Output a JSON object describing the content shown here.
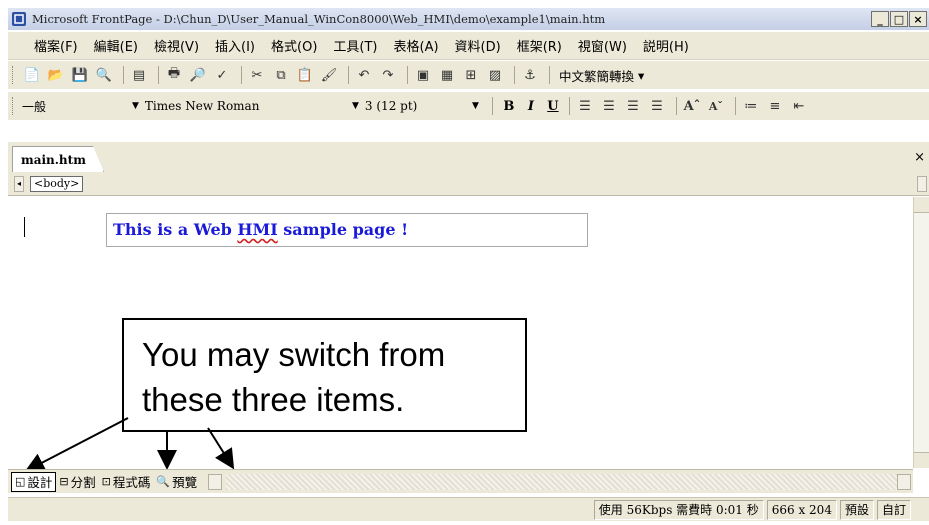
{
  "window": {
    "title": "Microsoft FrontPage - D:\\Chun_D\\User_Manual_WinCon8000\\Web_HMI\\demo\\example1\\main.htm",
    "controls": [
      "_",
      "□",
      "×"
    ]
  },
  "menubar": {
    "items": [
      "檔案(F)",
      "編輯(E)",
      "檢視(V)",
      "插入(I)",
      "格式(O)",
      "工具(T)",
      "表格(A)",
      "資料(D)",
      "框架(R)",
      "視窗(W)",
      "説明(H)"
    ]
  },
  "toolbar_standard": {
    "convert_label": "中文繁簡轉換"
  },
  "toolbar_format": {
    "style": "一般",
    "font": "Times New Roman",
    "size": "3 (12 pt)",
    "bold": "B",
    "italic": "I",
    "underline": "U"
  },
  "document_tab": {
    "label": "main.htm",
    "close": "×"
  },
  "quick_tag": {
    "tag": "<body>"
  },
  "editor": {
    "headline_prefix": "This is a Web ",
    "headline_hmi": "HMI",
    "headline_suffix": " sample page !"
  },
  "callout": {
    "line1": "You may switch from",
    "line2": "these three items."
  },
  "view_tabs": {
    "design": "設計",
    "split": "分割",
    "code": "程式碼",
    "preview": "預覽"
  },
  "statusbar": {
    "download": "使用 56Kbps 需費時 0:01 秒",
    "size": "666 x 204",
    "mode": "預設",
    "custom": "自訂"
  },
  "colors": {
    "chrome": "#ece9d8",
    "headline_text": "#1a1ad8",
    "titlebar": "#c4d0e6"
  }
}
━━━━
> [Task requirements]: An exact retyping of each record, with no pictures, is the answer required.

> [Your response]:
Output a JSON object describing the content shown here.
{
  "window": {
    "title": "Microsoft FrontPage - D:\\Chun_D\\User_Manual_WinCon8000\\Web_HMI\\demo\\example1\\main.htm",
    "controls": [
      "_",
      "□",
      "×"
    ]
  },
  "menubar": {
    "items": [
      "檔案(F)",
      "編輯(E)",
      "檢視(V)",
      "插入(I)",
      "格式(O)",
      "工具(T)",
      "表格(A)",
      "資料(D)",
      "框架(R)",
      "視窗(W)",
      "説明(H)"
    ]
  },
  "toolbar_standard": {
    "convert_label": "中文繁簡轉換"
  },
  "toolbar_format": {
    "style": "一般",
    "font": "Times New Roman",
    "size": "3 (12 pt)",
    "bold": "B",
    "italic": "I",
    "underline": "U"
  },
  "document_tab": {
    "label": "main.htm",
    "close": "×"
  },
  "quick_tag": {
    "tag": "<body>"
  },
  "editor": {
    "headline_prefix": "This is a Web ",
    "headline_hmi": "HMI",
    "headline_suffix": " sample page !"
  },
  "callout": {
    "line1": "You may switch from",
    "line2": "these three items."
  },
  "view_tabs": {
    "design": "設計",
    "split": "分割",
    "code": "程式碼",
    "preview": "預覽"
  },
  "statusbar": {
    "download": "使用 56Kbps 需費時 0:01 秒",
    "size": "666 x 204",
    "mode": "預設",
    "custom": "自訂"
  },
  "colors": {
    "chrome": "#ece9d8",
    "headline_text": "#1a1ad8",
    "titlebar": "#c4d0e6"
  }
}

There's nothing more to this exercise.